§ **EXERCISE REQUIREMENTS**
Extract the complete listing and output it unchanged.
⟨
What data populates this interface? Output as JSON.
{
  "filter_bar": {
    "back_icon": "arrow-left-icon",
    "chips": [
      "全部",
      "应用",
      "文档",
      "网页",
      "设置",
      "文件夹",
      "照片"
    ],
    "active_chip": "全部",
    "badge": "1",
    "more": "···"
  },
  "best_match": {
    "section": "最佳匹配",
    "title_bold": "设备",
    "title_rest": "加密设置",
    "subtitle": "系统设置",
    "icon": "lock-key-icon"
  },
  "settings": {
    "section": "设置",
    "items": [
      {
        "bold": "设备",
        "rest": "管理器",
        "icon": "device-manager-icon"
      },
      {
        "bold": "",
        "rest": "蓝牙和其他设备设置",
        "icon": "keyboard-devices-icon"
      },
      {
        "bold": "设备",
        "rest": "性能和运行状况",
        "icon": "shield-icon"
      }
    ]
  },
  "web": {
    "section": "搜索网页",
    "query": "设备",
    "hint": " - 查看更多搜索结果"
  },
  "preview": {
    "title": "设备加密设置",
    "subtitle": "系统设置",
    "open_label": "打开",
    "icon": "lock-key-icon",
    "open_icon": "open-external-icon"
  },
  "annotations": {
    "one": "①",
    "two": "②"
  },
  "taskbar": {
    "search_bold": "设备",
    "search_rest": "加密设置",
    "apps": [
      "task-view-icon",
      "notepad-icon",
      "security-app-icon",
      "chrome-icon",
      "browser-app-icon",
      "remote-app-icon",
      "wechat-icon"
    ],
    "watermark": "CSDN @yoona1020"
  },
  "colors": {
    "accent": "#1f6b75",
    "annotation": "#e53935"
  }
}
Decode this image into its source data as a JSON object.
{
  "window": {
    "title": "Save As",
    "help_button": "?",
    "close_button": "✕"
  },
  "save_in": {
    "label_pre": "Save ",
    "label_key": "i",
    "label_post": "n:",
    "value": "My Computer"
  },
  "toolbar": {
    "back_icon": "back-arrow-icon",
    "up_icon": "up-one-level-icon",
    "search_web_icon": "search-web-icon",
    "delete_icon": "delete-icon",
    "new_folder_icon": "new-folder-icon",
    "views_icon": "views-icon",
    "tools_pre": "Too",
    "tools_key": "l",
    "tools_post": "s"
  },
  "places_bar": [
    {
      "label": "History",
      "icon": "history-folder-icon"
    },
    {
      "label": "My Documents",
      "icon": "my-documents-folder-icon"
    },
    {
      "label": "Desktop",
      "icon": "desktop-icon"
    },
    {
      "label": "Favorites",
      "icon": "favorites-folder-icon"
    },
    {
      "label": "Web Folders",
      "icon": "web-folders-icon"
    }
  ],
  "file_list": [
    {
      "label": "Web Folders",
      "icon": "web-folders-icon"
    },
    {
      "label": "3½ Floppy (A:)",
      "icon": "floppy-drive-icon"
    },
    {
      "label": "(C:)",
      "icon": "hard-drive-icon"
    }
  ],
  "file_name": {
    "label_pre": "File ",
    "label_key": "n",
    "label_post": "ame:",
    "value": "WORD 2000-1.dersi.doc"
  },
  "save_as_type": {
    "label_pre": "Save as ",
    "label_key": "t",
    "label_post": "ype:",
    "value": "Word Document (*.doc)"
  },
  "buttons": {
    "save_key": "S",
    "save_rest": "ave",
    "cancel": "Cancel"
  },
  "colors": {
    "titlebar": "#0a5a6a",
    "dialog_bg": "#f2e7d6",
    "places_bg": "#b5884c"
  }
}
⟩
§ **EXERCISE RESULT**
What data populates this interface? Output as JSON.
{
  "filter_bar": {
    "back_icon": "arrow-left-icon",
    "chips": [
      "全部",
      "应用",
      "文档",
      "网页",
      "设置",
      "文件夹",
      "照片"
    ],
    "active_chip": "全部",
    "badge": "1",
    "more": "···"
  },
  "best_match": {
    "section": "最佳匹配",
    "title_bold": "设备",
    "title_rest": "加密设置",
    "subtitle": "系统设置",
    "icon": "lock-key-icon"
  },
  "settings": {
    "section": "设置",
    "items": [
      {
        "bold": "设备",
        "rest": "管理器",
        "icon": "device-manager-icon"
      },
      {
        "bold": "",
        "rest": "蓝牙和其他设备设置",
        "icon": "keyboard-devices-icon"
      },
      {
        "bold": "设备",
        "rest": "性能和运行状况",
        "icon": "shield-icon"
      }
    ]
  },
  "web": {
    "section": "搜索网页",
    "query": "设备",
    "hint": " - 查看更多搜索结果"
  },
  "preview": {
    "title": "设备加密设置",
    "subtitle": "系统设置",
    "open_label": "打开",
    "icon": "lock-key-icon",
    "open_icon": "open-external-icon"
  },
  "annotations": {
    "one": "①",
    "two": "②"
  },
  "taskbar": {
    "search_bold": "设备",
    "search_rest": "加密设置",
    "apps": [
      "task-view-icon",
      "notepad-icon",
      "security-app-icon",
      "chrome-icon",
      "browser-app-icon",
      "remote-app-icon",
      "wechat-icon"
    ],
    "watermark": "CSDN @yoona1020"
  },
  "colors": {
    "accent": "#1f6b75",
    "annotation": "#e53935"
  }
}
Decode this image into its source data as a JSON object.
{
  "window": {
    "title": "Save As",
    "help_button": "?",
    "close_button": "✕"
  },
  "save_in": {
    "label_pre": "Save ",
    "label_key": "i",
    "label_post": "n:",
    "value": "My Computer"
  },
  "toolbar": {
    "back_icon": "back-arrow-icon",
    "up_icon": "up-one-level-icon",
    "search_web_icon": "search-web-icon",
    "delete_icon": "delete-icon",
    "new_folder_icon": "new-folder-icon",
    "views_icon": "views-icon",
    "tools_pre": "Too",
    "tools_key": "l",
    "tools_post": "s"
  },
  "places_bar": [
    {
      "label": "History",
      "icon": "history-folder-icon"
    },
    {
      "label": "My Documents",
      "icon": "my-documents-folder-icon"
    },
    {
      "label": "Desktop",
      "icon": "desktop-icon"
    },
    {
      "label": "Favorites",
      "icon": "favorites-folder-icon"
    },
    {
      "label": "Web Folders",
      "icon": "web-folders-icon"
    }
  ],
  "file_list": [
    {
      "label": "Web Folders",
      "icon": "web-folders-icon"
    },
    {
      "label": "3½ Floppy (A:)",
      "icon": "floppy-drive-icon"
    },
    {
      "label": "(C:)",
      "icon": "hard-drive-icon"
    }
  ],
  "file_name": {
    "label_pre": "File ",
    "label_key": "n",
    "label_post": "ame:",
    "value": "WORD 2000-1.dersi.doc"
  },
  "save_as_type": {
    "label_pre": "Save as ",
    "label_key": "t",
    "label_post": "ype:",
    "value": "Word Document (*.doc)"
  },
  "buttons": {
    "save_key": "S",
    "save_rest": "ave",
    "cancel": "Cancel"
  },
  "colors": {
    "titlebar": "#0a5a6a",
    "dialog_bg": "#f2e7d6",
    "places_bg": "#b5884c"
  }
}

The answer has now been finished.